March 17th was St. Patrick’s Day for all of you back in the U.S. For me, it was a rather interesting intercultural event–“Studenchestvo bez granits” or “Students Without Borders”. (I should note that “studenchestvo” is better translated as “studentship” but that’s not a word I ever really hear…so “students” it is.)
The university had asked me months beforehand to set up a table representing the U.S. Naturally I agreed. At the time there was another Fulbrighter, Linda, who was teaching computer science at the aerospace university here in Krasnoyarsk. She was also informed of the event and was assigned to help. It was fantastic that she did…she brought peanut butter, bread, and Coca-Cola as samples for the students.
The event took place at the Sibir convention center. I didn’t know how large it was going to be…it was larger than I expected, though. There were so many countries represented there…besides the U.S., there were tables for Azerbaijan, Kyrgyzstan, Armenia, Japan, China, South Korea, Spain, Germany, France, and even a general table for African countries (I found out that table was being run by people from Cameroon, they were really cool); they had a few Russian ethnic republics as well, such as Yakutia (the Sakha Republic) and Tyva.
We were there for several hours, answering questions, asking questions of others, handing out sample peanut butter sandwiches (which were a hit, by the way, as people came back for more), playing games, and listening to songs being sung on the nearby stage all the while.

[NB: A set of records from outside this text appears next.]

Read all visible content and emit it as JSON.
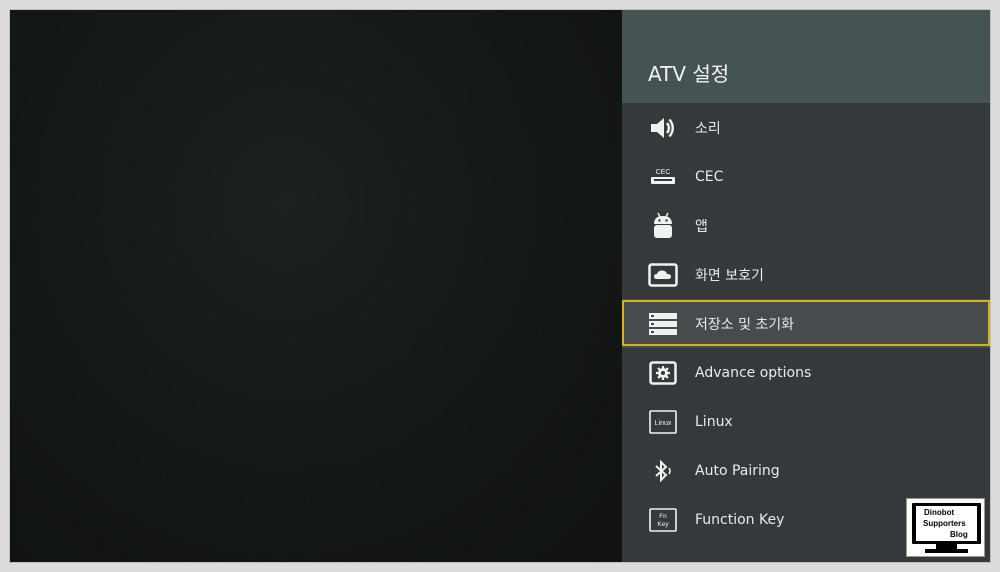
{
  "panel": {
    "title": "ATV 설정"
  },
  "menu": {
    "items": [
      {
        "label": "소리",
        "icon": "speaker-icon"
      },
      {
        "label": "CEC",
        "icon": "cec-icon"
      },
      {
        "label": "앱",
        "icon": "android-icon"
      },
      {
        "label": "화면 보호기",
        "icon": "screensaver-icon"
      },
      {
        "label": "저장소 및 초기화",
        "icon": "storage-icon",
        "selected": true
      },
      {
        "label": "Advance options",
        "icon": "settings-icon"
      },
      {
        "label": "Linux",
        "icon": "linux-icon"
      },
      {
        "label": "Auto Pairing",
        "icon": "bluetooth-icon"
      },
      {
        "label": "Function Key",
        "icon": "fn-key-icon"
      }
    ]
  },
  "icon_texts": {
    "cec": "CEC",
    "linux": "Linux",
    "fn_top": "Fn",
    "fn_bottom": "Key"
  },
  "watermark": {
    "line1": "Dinobot",
    "line2": "Supporters",
    "line3": "Blog"
  },
  "colors": {
    "panel_bg": "#343a3b",
    "header_bg": "#455354",
    "focus_border": "#d8b41c",
    "text": "#e7ebeb"
  }
}
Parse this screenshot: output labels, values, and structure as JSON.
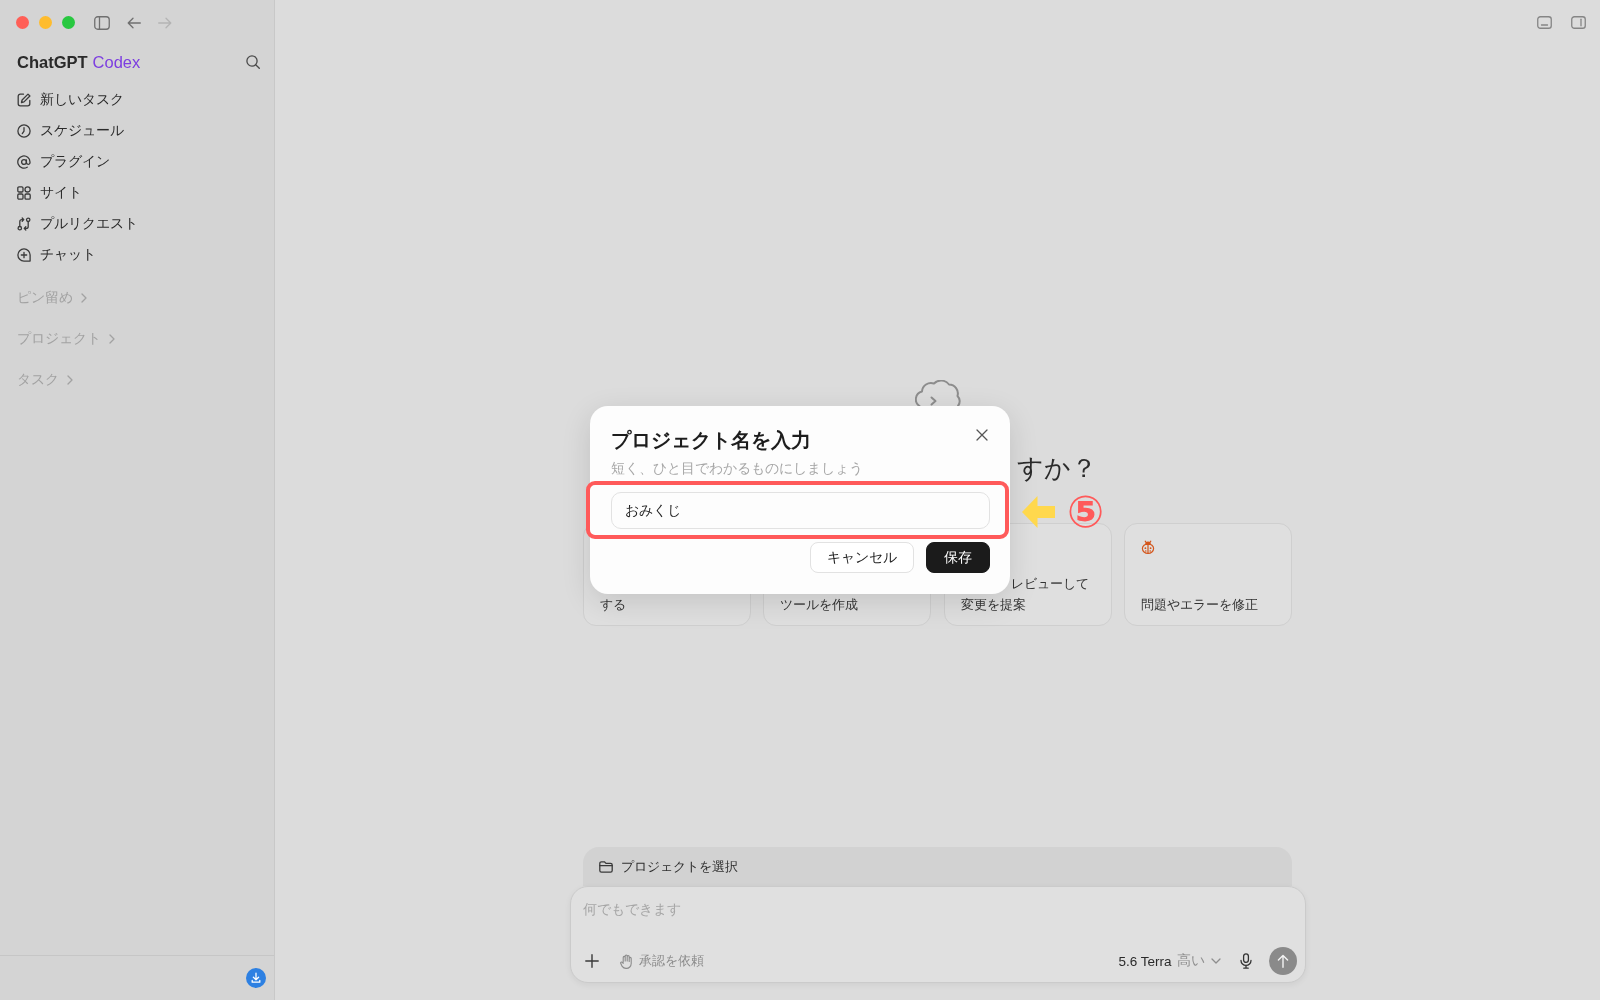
{
  "window": {
    "nav_buttons": [
      {
        "kind": "sidebar-toggle",
        "disabled": false
      },
      {
        "kind": "back",
        "disabled": false
      },
      {
        "kind": "forward",
        "disabled": true
      }
    ]
  },
  "sidebar": {
    "brand": {
      "name": "ChatGPT",
      "product": "Codex"
    },
    "items": [
      {
        "label": "新しいタスク",
        "kind": "new-task",
        "selected": false
      },
      {
        "label": "スケジュール",
        "kind": "schedule",
        "selected": false
      },
      {
        "label": "プラグイン",
        "kind": "plugins",
        "selected": false
      },
      {
        "label": "サイト",
        "kind": "sites",
        "selected": false
      },
      {
        "label": "プルリクエスト",
        "kind": "pull-requests",
        "selected": false
      },
      {
        "label": "チャット",
        "kind": "chat",
        "selected": false
      }
    ],
    "sections": [
      {
        "label": "ピン留め",
        "expanded": false
      },
      {
        "label": "プロジェクト",
        "expanded": false
      },
      {
        "label": "タスク",
        "expanded": false
      }
    ]
  },
  "main": {
    "heading": "すか？",
    "cards": [
      {
        "kind": "plain",
        "lines": [
          {
            "text": "する",
            "kind": "full"
          }
        ]
      },
      {
        "kind": "plain",
        "lines": [
          {
            "text": "ツールを作成",
            "kind": "full"
          }
        ]
      },
      {
        "kind": "plain",
        "lines": [
          {
            "text": "レビューして",
            "kind": "partial"
          },
          {
            "text": "変更を提案",
            "kind": "full"
          }
        ]
      },
      {
        "kind": "bug",
        "lines": [
          {
            "text": "問題やエラーを修正",
            "kind": "full"
          }
        ]
      }
    ]
  },
  "dialog": {
    "title": "プロジェクト名を入力",
    "subtitle": "短く、ひと目でわかるものにしましょう",
    "input": {
      "value": "おみくじ"
    },
    "buttons": [
      {
        "label": "キャンセル",
        "kind": "secondary"
      },
      {
        "label": "保存",
        "kind": "primary"
      }
    ]
  },
  "annotation": {
    "step": "⑤"
  },
  "composer": {
    "project_picker": {
      "label": "プロジェクトを選択"
    },
    "placeholder": "何でもできます",
    "approval": {
      "label": "承認を依頼"
    },
    "model": {
      "name": "5.6 Terra",
      "effort": "高い"
    }
  }
}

The coolest part was that I got to meet so many people from different countries. I gave out my contact information to a lot of them (and many of them contacted me after the event by Vkontakte, the Russian version of Facebook, as well as Facebook itself). It was fantastic. I also got to learn about different cultures, even though it was just a glimpse…people helping to run the event were often wearing traditional clothing and many of the tables had prepared traditional foods to try. It was all beautiful. (Side note…to my female readers, if you get the chance to go to Yakutia at some point in your life, the jewelry they have is GORGEOUS! I asked if there was a place in Krasnoyarsk I could purchase any, but I was told I would have to actually go to Yakutia.)

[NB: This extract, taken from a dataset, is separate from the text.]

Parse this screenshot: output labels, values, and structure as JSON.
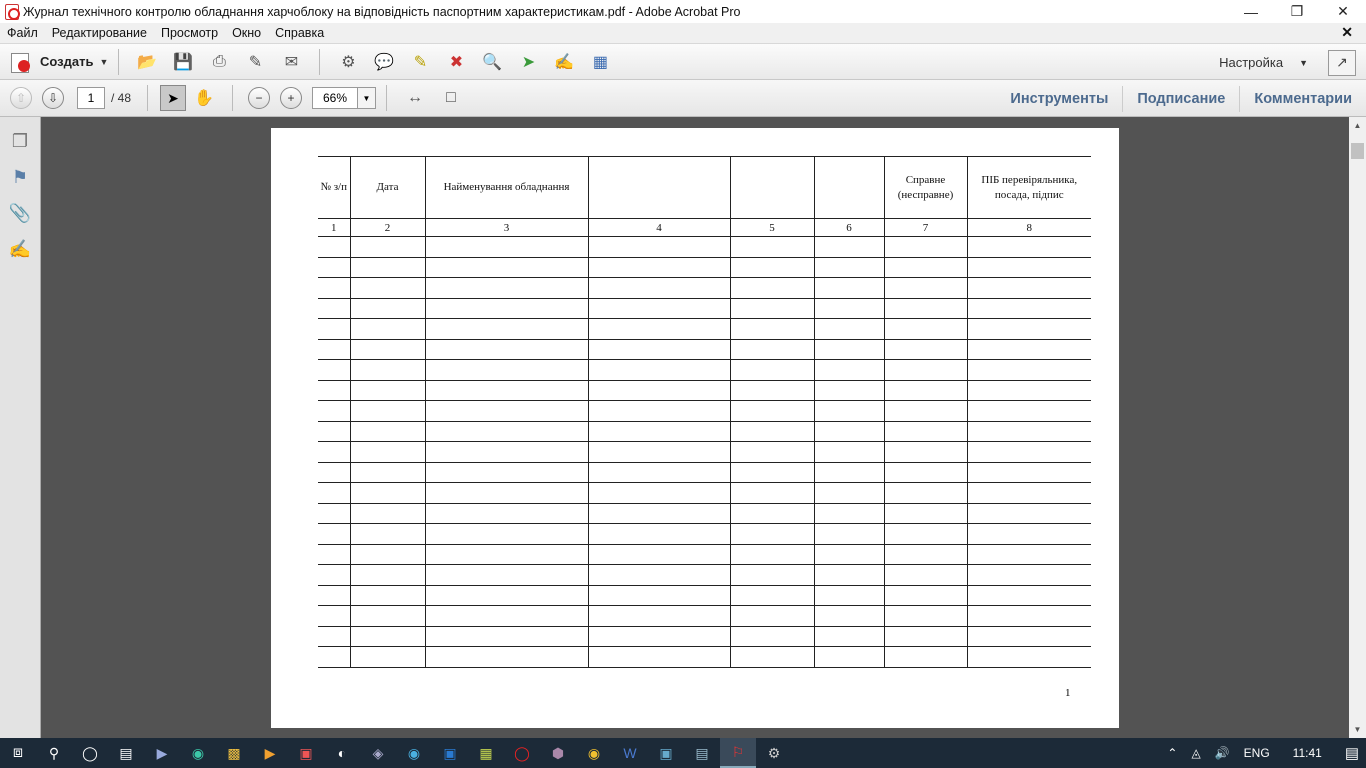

Moyi druz’ya, this is why I chose to do this. I have the opportunity to share my country and culture with others as well as learn about other countries and cultures from people I would never get the chance to meet if I hadn’t left the U.S. This is why I encourage everyone to try to travel outside of their rodina [motherland, homeland] at least once in their life. It is the best gift you can give yourself. Why? Because you will not only understand others better, but also yourself. And you will be enriched for it.
Until next time, be well.